### WORK ITEM
Return all of the data that follows precisely, leaving every image out.

(Data about app and page elements)
----------------------------------------

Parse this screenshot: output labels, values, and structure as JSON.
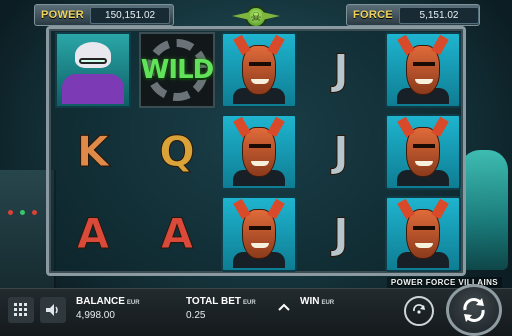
{
  "header": {
    "power_label": "POWER",
    "power_value": "150,151.02",
    "force_label": "FORCE",
    "force_value": "5,151.02"
  },
  "reels": [
    [
      "granny",
      "k",
      "a"
    ],
    [
      "wild",
      "q",
      "a"
    ],
    [
      "villain",
      "villain",
      "villain"
    ],
    [
      "j",
      "j",
      "j"
    ],
    [
      "villain",
      "villain",
      "villain"
    ]
  ],
  "symbols": {
    "wild_text": "WILD",
    "k": "K",
    "q": "Q",
    "a": "A",
    "j": "J"
  },
  "game_title": "POWER FORCE VILLAINS",
  "footer": {
    "balance_label": "BALANCE",
    "balance_currency": "EUR",
    "balance_value": "4,998.00",
    "bet_label": "TOTAL BET",
    "bet_currency": "EUR",
    "bet_value": "0.25",
    "win_label": "WIN",
    "win_currency": "EUR"
  },
  "icons": {
    "menu": "grid-icon",
    "sound": "speaker-icon",
    "bet_up": "chevron-up-icon",
    "autoplay": "autoplay-icon",
    "spin": "spin-icon"
  }
}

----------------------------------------

### COMPLETED EXERCISE
Parse this screenshot: output labels, values, and structure as JSON.
{
  "header": {
    "power_label": "POWER",
    "power_value": "150,151.02",
    "force_label": "FORCE",
    "force_value": "5,151.02"
  },
  "reels": [
    [
      "granny",
      "k",
      "a"
    ],
    [
      "wild",
      "q",
      "a"
    ],
    [
      "villain",
      "villain",
      "villain"
    ],
    [
      "j",
      "j",
      "j"
    ],
    [
      "villain",
      "villain",
      "villain"
    ]
  ],
  "symbols": {
    "wild_text": "WILD",
    "k": "K",
    "q": "Q",
    "a": "A",
    "j": "J"
  },
  "game_title": "POWER FORCE VILLAINS",
  "footer": {
    "balance_label": "BALANCE",
    "balance_currency": "EUR",
    "balance_value": "4,998.00",
    "bet_label": "TOTAL BET",
    "bet_currency": "EUR",
    "bet_value": "0.25",
    "win_label": "WIN",
    "win_currency": "EUR"
  },
  "icons": {
    "menu": "grid-icon",
    "sound": "speaker-icon",
    "bet_up": "chevron-up-icon",
    "autoplay": "autoplay-icon",
    "spin": "spin-icon"
  }
}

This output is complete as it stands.